Over the last few months we have been commissioned to work on various professional development projects to address heritage and curatorial skills (Cornwall Museums Partnership Curatorial Interns funded by the John Ellerman Foundation and Truro and Penwith College Innovation in Higher Education Skills funded by the European Social Fund).
These opportunities demanded a focus on questioning the purpose and value of heritage and history. As a research active organisation we keep a keen focus on the latest thoughts and influences on our sector, not just that come from within the sector but those that come from outside it, for example, a much greater public demand for our cultural institutions to be accountable, honest and transparent, for example about systemic prejudices such as racism within their organisations and their colonial structures (museums). Decolonising work is inextricably linked with dealing with racist practises in culture and heritage, from how we document and have documented collections to the ways in which we interpret them to who gets to decide what is said about them. And social history is as much at the heart of this work as dealing with cultural heritage taken from colonised parts of the world.
Commodity, cultural right and weapon
We also want to better understand how heritage exists on a spectrum from commodity (transactional) to cultural right. The appropriation, misappropriation, representation and misrepresentation of history and heritage fuels, and is used to justify, ethnocentric identity politics. In my discussion with learners the theme of ‘weaponising heritage’ was mentioned a few times–a very apt description of the insidious uses of history to justify today’s summary justice-style discrimination, hate and prejudice. Good curating of social history should work towards narrowing the gap of understanding and tackling the polarisation of discussions, and promoting truth and factual information in the era of the infodemic.
This is no longer curating as activism but about a new set of core skills curators need.

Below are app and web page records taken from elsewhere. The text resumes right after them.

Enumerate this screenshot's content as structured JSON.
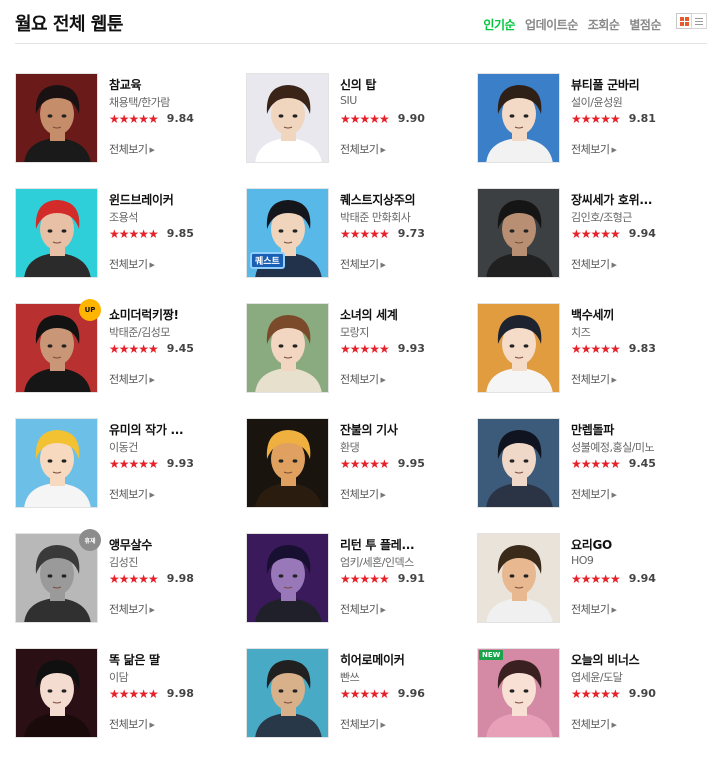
{
  "header": {
    "title": "월요 전체 웹툰",
    "sort_tabs": [
      "인기순",
      "업데이트순",
      "조회순",
      "별점순"
    ],
    "active_sort": "인기순",
    "view_modes": [
      "grid-view-icon",
      "list-view-icon"
    ]
  },
  "common": {
    "stars": "★★★★★",
    "more_label": "전체보기",
    "more_arrow": "▶"
  },
  "colors": {
    "accent_green": "#00c73c",
    "star_red": "#e6212a"
  },
  "items": [
    {
      "title": "참교육",
      "author": "채용택/한가람",
      "score": "9.84"
    },
    {
      "title": "신의 탑",
      "author": "SIU",
      "score": "9.90"
    },
    {
      "title": "뷰티풀 군바리",
      "author": "설이/윤성원",
      "score": "9.81"
    },
    {
      "title": "윈드브레이커",
      "author": "조용석",
      "score": "9.85"
    },
    {
      "title": "퀘스트지상주의",
      "author": "박태준 만화회사",
      "score": "9.73",
      "logo_text": "퀘스트"
    },
    {
      "title": "장씨세가 호위...",
      "author": "김인호/조형근",
      "score": "9.94"
    },
    {
      "title": "쇼미더럭키짱!",
      "author": "박태준/김성모",
      "score": "9.45",
      "badge": "UP"
    },
    {
      "title": "소녀의 세계",
      "author": "모랑지",
      "score": "9.93"
    },
    {
      "title": "백수세끼",
      "author": "치즈",
      "score": "9.83"
    },
    {
      "title": "유미의 작가 ...",
      "author": "이동건",
      "score": "9.93"
    },
    {
      "title": "잔불의 기사",
      "author": "환댕",
      "score": "9.95"
    },
    {
      "title": "만렙돌파",
      "author": "성불예정,홍실/미노",
      "score": "9.45"
    },
    {
      "title": "앵무살수",
      "author": "김성진",
      "score": "9.98",
      "badge": "휴재"
    },
    {
      "title": "리턴 투 플레...",
      "author": "엄키/세혼/인덱스",
      "score": "9.91"
    },
    {
      "title": "요리GO",
      "author": "HO9",
      "score": "9.94"
    },
    {
      "title": "똑 닮은 딸",
      "author": "이담",
      "score": "9.98"
    },
    {
      "title": "히어로메이커",
      "author": "빤쓰",
      "score": "9.96"
    },
    {
      "title": "오늘의 비너스",
      "author": "엽세윤/도달",
      "score": "9.90",
      "badge": "NEW"
    }
  ],
  "thumb_colors": [
    {
      "bg": "#6b1a1a",
      "hair": "#1a1212",
      "skin": "#c58d6a",
      "shirt": "#1a1a1a"
    },
    {
      "bg": "#e8e8ee",
      "hair": "#3a2418",
      "skin": "#f1d6bf",
      "shirt": "#ffffff"
    },
    {
      "bg": "#3b7fc8",
      "hair": "#2e1f17",
      "skin": "#f3dac6",
      "shirt": "#f2f2f2"
    },
    {
      "bg": "#2ecfd8",
      "hair": "#d32a2a",
      "skin": "#e8c0a5",
      "shirt": "#2b2b2b"
    },
    {
      "bg": "#58b8e8",
      "hair": "#15151c",
      "skin": "#f0d4bc",
      "shirt": "#22324a"
    },
    {
      "bg": "#3c4043",
      "hair": "#151515",
      "skin": "#b88f73",
      "shirt": "#202020"
    },
    {
      "bg": "#b83030",
      "hair": "#121212",
      "skin": "#c99777",
      "shirt": "#161616"
    },
    {
      "bg": "#8aaa80",
      "hair": "#7a4a2a",
      "skin": "#f2d6c2",
      "shirt": "#e6e0cc"
    },
    {
      "bg": "#e29c40",
      "hair": "#1e2330",
      "skin": "#f5dcc8",
      "shirt": "#f5f5f5"
    },
    {
      "bg": "#6cc0e8",
      "hair": "#f2c232",
      "skin": "#f7d9c0",
      "shirt": "#f5f5f5"
    },
    {
      "bg": "#1a140e",
      "hair": "#f0b040",
      "skin": "#e0a060",
      "shirt": "#2a1d10"
    },
    {
      "bg": "#3c5a7a",
      "hair": "#101420",
      "skin": "#f0d8c8",
      "shirt": "#2a3444"
    },
    {
      "bg": "#b8b8b8",
      "hair": "#3a3a3a",
      "skin": "#9a9a9a",
      "shirt": "#303030"
    },
    {
      "bg": "#3a1a5a",
      "hair": "#181030",
      "skin": "#9878b8",
      "shirt": "#20202a"
    },
    {
      "bg": "#e9e3da",
      "hair": "#3a2a1a",
      "skin": "#e8b890",
      "shirt": "#f0f0f0"
    },
    {
      "bg": "#2a1015",
      "hair": "#101010",
      "skin": "#f4dcd0",
      "shirt": "#1a0a0a"
    },
    {
      "bg": "#48aac4",
      "hair": "#202020",
      "skin": "#d8b08a",
      "shirt": "#283848"
    },
    {
      "bg": "#d48aa4",
      "hair": "#3a2020",
      "skin": "#f8e0d4",
      "shirt": "#e8a0b8"
    }
  ]
}
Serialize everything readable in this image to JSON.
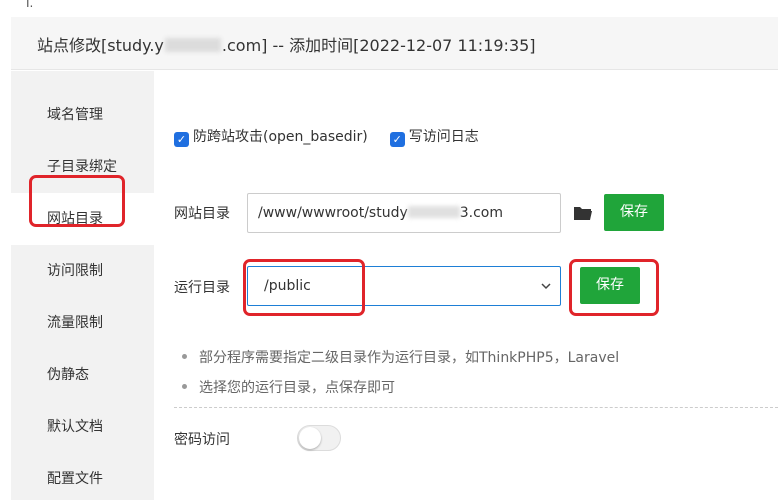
{
  "window": {
    "title_prefix": "站点修改[study.y",
    "title_suffix": ".com] -- 添加时间[2022-12-07 11:19:35]"
  },
  "sidebar": {
    "items": [
      {
        "label": "域名管理"
      },
      {
        "label": "子目录绑定"
      },
      {
        "label": "网站目录",
        "active": true
      },
      {
        "label": "访问限制"
      },
      {
        "label": "流量限制"
      },
      {
        "label": "伪静态"
      },
      {
        "label": "默认文档"
      },
      {
        "label": "配置文件"
      }
    ]
  },
  "options": {
    "anti_xss": {
      "label": "防跨站攻击(open_basedir)",
      "checked": true
    },
    "access_log": {
      "label": "写访问日志",
      "checked": true
    }
  },
  "site_dir": {
    "label": "网站目录",
    "value_prefix": "/www/wwwroot/study",
    "value_suffix": "3.com",
    "save_label": "保存"
  },
  "run_dir": {
    "label": "运行目录",
    "selected": "/public",
    "save_label": "保存"
  },
  "tips": [
    "部分程序需要指定二级目录作为运行目录，如ThinkPHP5，Laravel",
    "选择您的运行目录，点保存即可"
  ],
  "password_access": {
    "label": "密码访问",
    "enabled": false
  },
  "colors": {
    "accent_green": "#20a53a",
    "checkbox_blue": "#1f6fe0",
    "highlight_red": "#e0242a"
  },
  "icons": [
    "check-icon",
    "folder-icon",
    "chevron-down-icon"
  ]
}
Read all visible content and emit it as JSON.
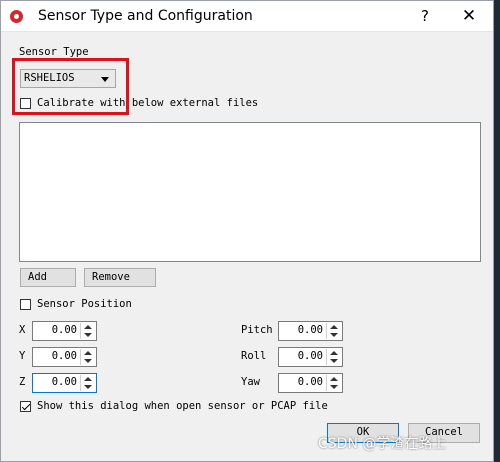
{
  "window": {
    "title": "Sensor Type and Configuration",
    "help_label": "?",
    "close_label": "✕"
  },
  "sensor_type": {
    "group_label": "Sensor Type",
    "selected": "RSHELIOS"
  },
  "calibrate": {
    "label": "Calibrate with below external files",
    "checked": false
  },
  "file_buttons": {
    "add": "Add",
    "remove": "Remove"
  },
  "sensor_position": {
    "label": "Sensor Position",
    "checked": false,
    "fields": {
      "x": {
        "label": "X",
        "value": "0.00"
      },
      "y": {
        "label": "Y",
        "value": "0.00"
      },
      "z": {
        "label": "Z",
        "value": "0.00"
      },
      "pitch": {
        "label": "Pitch",
        "value": "0.00"
      },
      "roll": {
        "label": "Roll",
        "value": "0.00"
      },
      "yaw": {
        "label": "Yaw",
        "value": "0.00"
      }
    }
  },
  "show_dialog": {
    "label": "Show this dialog when open sensor or PCAP file",
    "checked": true
  },
  "actions": {
    "ok": "OK",
    "cancel": "Cancel"
  },
  "watermark": "CSDN @学渣在路上",
  "colors": {
    "highlight_box": "#e0101c",
    "app_icon": "#d6262e",
    "focus": "#0078d7"
  }
}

Topics in heritage and social history have danced around themes related to memory — including memorialisation — and representation in museums for decades. British and anglo-Western approaches to social history have developed into emphasising histories of working people, ordinary people, even women’s heritage tends to be treated through the lens of social history. Preserving the past for the future has been a persistent cliché. We’d like to emphasise the present and the relevance of social history to today’s concerns and issues.
Curating social history is no longer about just collecting ‘objects of the people’—working clothes and tools, washing machines and mangles, baskets and buttons––or generating countless hours of oral histories, but ensuring that all parts of our communities, and communities of interest, are able to be involved in storytelling. This will mean letting go of beloved things that some colleagues and visitors will have developed an attachment to, whether a hard-wired display or passive style of interpretation (Box, brown, wooden, used for bed sheets — *says nothing about who they belonged to or why we should care*).
Our curatorial training now de-centres any notion of a dominant or mainstream social history narrative and avoids rigid conventions around collections cataloguing and description. We support learners to ask good and powerful questions because that is so much better than the knowledge-transfer style of curating. We want the curators we train to be good facilitators, good at supporting the space for two-way conversations. This means creating space to question the very purpose of social history in museums, whose heritage? These are also fundamental concepts of the Citizen Curators programme.
Let’s question everything
It also means interrogating the prejudices inherent in traditional curatorial disciplines such as ethnography, archaeology, natural history, scientific and industrial, art, and social history. By questioning how these very categories and their fetishisation have shaped a narrow and impersonal understanding of both the social and cultural value of collections, as well as how they are documented, and how that documentation serves to reinforce prejudicial views of people past and present, we can at least begin to reframe what social history means in a curatorial context.
- What are social history museums and collections?
- What kinds of things make up tangible and intangible heritage?
- Whose memories and identities are we curating?
- Whose diversity are we representing?
- What current trends are on our watch-list: ethics, decolonisation, wellbeing, relevance in a contaminated world?
If you’re interested in co-designing a webinar, training programme or CPD I’d love to hear from you.